Input records:

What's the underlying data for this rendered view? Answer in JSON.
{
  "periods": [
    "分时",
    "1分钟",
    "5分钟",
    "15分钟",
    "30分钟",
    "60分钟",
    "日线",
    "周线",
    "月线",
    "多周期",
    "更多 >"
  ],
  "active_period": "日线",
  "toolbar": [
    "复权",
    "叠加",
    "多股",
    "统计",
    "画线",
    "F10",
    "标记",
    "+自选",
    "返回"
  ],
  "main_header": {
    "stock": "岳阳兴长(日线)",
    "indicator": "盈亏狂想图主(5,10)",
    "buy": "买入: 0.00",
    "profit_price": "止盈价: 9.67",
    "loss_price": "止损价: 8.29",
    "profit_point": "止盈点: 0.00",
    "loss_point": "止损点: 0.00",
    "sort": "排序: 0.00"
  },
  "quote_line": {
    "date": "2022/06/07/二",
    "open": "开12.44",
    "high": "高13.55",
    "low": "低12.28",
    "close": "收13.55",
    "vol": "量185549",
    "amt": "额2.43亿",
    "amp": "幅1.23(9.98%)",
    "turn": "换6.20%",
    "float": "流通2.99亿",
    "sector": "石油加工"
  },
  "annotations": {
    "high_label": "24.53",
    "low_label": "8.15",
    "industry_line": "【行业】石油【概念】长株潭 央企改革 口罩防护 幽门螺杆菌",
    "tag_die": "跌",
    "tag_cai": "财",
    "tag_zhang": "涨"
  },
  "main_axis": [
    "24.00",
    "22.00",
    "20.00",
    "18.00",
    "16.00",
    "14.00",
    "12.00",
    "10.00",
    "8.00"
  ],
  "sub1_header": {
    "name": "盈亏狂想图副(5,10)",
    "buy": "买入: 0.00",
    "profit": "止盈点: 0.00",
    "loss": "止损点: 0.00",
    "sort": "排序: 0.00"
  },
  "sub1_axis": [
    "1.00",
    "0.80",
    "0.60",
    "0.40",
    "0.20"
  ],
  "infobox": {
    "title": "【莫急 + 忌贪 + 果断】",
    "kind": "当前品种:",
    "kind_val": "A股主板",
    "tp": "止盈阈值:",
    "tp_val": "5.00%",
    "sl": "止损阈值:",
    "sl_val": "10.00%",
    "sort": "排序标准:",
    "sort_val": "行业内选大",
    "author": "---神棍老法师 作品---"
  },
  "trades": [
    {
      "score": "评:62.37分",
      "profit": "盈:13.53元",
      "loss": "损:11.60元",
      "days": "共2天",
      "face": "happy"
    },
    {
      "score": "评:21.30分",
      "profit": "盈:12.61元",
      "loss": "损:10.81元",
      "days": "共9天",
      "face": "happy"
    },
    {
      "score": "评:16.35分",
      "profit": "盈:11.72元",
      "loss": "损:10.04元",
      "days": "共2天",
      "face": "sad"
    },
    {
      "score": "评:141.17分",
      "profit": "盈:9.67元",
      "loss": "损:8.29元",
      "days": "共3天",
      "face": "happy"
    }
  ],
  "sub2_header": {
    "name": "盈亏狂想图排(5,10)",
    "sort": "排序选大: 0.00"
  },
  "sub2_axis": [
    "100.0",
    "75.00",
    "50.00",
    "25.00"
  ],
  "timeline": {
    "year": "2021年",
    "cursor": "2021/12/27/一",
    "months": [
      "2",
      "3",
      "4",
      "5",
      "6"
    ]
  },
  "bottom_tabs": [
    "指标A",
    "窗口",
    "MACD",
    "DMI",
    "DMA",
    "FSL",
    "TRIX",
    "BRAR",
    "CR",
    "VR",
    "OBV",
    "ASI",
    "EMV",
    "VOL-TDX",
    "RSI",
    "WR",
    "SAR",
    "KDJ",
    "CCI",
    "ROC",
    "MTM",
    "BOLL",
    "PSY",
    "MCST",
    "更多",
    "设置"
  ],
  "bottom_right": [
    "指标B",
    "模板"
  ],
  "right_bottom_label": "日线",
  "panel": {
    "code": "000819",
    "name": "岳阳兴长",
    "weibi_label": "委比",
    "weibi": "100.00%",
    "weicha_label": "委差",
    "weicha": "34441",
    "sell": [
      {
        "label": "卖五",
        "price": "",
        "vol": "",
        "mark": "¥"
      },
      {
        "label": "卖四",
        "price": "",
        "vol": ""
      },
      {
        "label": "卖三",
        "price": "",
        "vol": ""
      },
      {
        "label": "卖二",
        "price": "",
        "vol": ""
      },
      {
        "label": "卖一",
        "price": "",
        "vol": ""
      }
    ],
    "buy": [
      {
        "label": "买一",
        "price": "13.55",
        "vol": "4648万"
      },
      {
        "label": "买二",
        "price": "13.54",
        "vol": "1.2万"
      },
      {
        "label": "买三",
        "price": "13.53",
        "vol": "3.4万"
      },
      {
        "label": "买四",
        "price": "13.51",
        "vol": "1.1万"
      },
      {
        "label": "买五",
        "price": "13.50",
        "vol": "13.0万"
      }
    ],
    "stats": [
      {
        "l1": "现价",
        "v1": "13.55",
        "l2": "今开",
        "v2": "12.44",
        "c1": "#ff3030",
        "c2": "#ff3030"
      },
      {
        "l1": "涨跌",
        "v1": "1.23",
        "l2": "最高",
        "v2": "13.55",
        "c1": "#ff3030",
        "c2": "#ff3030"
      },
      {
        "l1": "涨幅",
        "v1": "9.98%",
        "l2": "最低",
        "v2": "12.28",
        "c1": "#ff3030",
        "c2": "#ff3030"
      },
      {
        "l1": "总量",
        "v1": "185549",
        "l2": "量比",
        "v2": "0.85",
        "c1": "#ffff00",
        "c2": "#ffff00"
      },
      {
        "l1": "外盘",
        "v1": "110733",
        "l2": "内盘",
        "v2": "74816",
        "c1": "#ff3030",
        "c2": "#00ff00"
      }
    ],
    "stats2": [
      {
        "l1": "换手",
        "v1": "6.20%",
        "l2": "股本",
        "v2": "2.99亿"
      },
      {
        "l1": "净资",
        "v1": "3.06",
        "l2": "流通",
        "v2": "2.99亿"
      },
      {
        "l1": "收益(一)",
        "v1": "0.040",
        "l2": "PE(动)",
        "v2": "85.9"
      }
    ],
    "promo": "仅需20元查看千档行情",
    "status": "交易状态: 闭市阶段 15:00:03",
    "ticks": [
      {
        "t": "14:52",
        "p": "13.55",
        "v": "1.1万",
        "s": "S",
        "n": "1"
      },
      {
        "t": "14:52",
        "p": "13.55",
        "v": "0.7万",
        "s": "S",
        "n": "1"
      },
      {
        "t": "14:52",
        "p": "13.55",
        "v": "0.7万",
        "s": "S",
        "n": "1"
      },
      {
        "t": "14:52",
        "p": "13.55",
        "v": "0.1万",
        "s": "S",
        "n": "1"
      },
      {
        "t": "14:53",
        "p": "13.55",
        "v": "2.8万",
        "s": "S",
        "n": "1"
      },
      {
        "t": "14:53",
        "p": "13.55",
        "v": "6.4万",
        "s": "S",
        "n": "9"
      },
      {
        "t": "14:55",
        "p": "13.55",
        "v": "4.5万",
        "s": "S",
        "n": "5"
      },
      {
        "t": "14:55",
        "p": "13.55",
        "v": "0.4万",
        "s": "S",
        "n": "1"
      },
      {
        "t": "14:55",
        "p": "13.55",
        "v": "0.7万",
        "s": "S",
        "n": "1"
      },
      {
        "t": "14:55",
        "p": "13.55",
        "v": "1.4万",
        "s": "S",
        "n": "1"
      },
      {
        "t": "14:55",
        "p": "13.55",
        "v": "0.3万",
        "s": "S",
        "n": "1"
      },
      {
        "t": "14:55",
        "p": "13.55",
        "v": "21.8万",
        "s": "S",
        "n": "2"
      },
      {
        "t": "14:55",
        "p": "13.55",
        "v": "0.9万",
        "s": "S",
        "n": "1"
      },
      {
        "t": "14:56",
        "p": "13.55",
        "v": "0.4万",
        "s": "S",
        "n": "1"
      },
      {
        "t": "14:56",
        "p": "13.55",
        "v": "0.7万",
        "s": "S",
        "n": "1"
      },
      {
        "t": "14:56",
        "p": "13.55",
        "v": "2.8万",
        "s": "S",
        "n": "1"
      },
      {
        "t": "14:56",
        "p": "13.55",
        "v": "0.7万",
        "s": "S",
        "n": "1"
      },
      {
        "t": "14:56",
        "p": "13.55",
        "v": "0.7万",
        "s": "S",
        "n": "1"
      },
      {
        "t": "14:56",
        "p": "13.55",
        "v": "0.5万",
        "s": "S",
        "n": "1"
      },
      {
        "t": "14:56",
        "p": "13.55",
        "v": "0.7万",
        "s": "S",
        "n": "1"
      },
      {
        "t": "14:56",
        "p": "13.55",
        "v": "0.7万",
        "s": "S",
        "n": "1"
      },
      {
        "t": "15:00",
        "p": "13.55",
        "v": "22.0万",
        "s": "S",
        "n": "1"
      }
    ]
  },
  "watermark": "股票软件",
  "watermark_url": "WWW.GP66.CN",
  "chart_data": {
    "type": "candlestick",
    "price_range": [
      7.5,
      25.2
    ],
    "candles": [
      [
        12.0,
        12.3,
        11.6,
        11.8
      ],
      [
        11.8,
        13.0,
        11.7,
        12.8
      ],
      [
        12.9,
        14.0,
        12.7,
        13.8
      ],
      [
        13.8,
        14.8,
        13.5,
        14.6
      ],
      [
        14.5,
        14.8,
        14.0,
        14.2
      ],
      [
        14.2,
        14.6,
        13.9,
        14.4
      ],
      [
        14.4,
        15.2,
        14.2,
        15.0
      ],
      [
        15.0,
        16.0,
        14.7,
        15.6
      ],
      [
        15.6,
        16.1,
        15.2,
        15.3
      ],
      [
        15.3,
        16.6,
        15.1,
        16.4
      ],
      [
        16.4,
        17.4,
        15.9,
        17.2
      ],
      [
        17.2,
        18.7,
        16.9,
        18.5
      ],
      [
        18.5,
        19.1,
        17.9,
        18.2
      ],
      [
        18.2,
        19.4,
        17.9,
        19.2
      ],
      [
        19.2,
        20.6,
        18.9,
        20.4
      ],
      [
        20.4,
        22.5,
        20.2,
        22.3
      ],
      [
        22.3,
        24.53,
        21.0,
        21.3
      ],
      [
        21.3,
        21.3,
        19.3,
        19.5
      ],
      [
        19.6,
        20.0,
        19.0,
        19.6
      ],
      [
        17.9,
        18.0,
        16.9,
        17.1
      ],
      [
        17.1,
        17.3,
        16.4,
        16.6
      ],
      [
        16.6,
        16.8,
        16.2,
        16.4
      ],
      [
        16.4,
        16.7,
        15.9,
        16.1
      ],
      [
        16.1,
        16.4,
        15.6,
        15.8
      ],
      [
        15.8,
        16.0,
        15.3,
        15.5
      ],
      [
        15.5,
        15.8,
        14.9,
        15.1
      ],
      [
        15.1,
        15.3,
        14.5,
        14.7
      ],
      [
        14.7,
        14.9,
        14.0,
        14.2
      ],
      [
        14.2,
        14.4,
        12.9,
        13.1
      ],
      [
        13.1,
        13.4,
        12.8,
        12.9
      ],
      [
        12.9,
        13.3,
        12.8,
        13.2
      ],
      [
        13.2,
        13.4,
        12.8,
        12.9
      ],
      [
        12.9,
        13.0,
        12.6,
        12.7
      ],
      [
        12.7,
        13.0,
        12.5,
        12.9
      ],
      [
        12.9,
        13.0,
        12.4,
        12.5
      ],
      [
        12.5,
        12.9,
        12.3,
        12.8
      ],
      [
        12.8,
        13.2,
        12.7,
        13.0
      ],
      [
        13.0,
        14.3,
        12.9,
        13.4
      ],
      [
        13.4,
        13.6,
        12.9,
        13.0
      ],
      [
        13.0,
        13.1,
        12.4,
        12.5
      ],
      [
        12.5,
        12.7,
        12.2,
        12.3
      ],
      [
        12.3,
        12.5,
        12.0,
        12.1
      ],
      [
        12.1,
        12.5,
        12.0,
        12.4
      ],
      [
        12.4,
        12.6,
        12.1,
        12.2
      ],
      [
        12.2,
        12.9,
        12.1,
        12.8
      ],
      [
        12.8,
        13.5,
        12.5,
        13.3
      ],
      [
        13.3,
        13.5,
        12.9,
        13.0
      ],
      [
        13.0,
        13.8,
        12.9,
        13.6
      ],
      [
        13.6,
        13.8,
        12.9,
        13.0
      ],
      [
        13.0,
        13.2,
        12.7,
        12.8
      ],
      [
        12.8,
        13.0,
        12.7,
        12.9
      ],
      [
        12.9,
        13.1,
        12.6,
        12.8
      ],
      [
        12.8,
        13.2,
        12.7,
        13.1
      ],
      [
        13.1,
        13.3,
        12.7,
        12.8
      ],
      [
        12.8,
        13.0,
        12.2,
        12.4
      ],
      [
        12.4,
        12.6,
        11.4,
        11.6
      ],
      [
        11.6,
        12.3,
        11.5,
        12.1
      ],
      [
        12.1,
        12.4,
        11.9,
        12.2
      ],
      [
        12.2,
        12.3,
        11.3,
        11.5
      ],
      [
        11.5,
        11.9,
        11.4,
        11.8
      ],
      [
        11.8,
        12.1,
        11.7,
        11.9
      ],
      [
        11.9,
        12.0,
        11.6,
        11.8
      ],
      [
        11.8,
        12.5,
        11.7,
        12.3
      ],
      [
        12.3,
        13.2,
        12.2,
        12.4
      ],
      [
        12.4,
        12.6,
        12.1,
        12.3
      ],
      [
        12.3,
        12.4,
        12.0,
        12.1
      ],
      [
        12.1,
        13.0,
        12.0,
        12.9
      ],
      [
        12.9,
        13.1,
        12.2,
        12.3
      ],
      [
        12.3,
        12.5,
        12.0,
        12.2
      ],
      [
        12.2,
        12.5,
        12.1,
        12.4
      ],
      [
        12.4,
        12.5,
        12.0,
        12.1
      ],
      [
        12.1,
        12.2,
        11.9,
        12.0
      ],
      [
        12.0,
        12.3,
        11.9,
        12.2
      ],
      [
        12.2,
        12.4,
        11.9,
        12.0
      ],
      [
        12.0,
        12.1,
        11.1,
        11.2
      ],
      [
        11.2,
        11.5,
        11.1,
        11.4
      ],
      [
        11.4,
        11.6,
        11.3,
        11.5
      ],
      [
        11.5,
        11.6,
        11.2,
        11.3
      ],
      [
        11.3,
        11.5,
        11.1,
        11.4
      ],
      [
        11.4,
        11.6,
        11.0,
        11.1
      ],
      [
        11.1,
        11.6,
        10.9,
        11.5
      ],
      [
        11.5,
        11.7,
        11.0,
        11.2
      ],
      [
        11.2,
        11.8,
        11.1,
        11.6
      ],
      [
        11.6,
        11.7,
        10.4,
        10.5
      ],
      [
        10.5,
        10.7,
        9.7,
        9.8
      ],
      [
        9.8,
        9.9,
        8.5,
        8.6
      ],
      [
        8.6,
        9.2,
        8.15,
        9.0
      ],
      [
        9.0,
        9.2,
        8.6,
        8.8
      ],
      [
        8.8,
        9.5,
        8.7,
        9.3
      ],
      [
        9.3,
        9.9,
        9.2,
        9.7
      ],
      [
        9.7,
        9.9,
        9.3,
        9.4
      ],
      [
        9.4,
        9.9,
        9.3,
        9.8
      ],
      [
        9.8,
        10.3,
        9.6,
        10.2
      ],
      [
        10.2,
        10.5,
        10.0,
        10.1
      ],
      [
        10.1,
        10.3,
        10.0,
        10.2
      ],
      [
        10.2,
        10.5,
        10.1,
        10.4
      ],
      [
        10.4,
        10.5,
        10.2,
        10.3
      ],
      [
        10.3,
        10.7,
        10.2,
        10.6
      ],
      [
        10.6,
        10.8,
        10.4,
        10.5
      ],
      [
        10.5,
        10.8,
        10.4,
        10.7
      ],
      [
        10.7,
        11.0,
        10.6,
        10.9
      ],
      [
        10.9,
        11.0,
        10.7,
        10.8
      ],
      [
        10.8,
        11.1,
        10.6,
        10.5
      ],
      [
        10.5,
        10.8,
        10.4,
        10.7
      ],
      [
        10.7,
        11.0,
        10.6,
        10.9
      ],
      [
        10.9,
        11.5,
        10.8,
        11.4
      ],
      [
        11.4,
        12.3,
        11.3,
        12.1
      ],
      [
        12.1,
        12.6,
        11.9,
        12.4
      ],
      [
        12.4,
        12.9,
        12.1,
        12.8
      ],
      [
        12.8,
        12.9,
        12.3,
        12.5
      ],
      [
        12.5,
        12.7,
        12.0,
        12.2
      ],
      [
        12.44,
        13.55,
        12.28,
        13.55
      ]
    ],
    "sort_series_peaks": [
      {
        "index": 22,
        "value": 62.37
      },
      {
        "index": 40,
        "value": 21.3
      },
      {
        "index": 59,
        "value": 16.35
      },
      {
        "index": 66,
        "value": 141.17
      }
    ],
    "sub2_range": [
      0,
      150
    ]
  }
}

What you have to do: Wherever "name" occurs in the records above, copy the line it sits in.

Task response:
    "name": "盈亏狂想图副(5,10)",
    "name": "盈亏狂想图排(5,10)",
    "name": "岳阳兴长",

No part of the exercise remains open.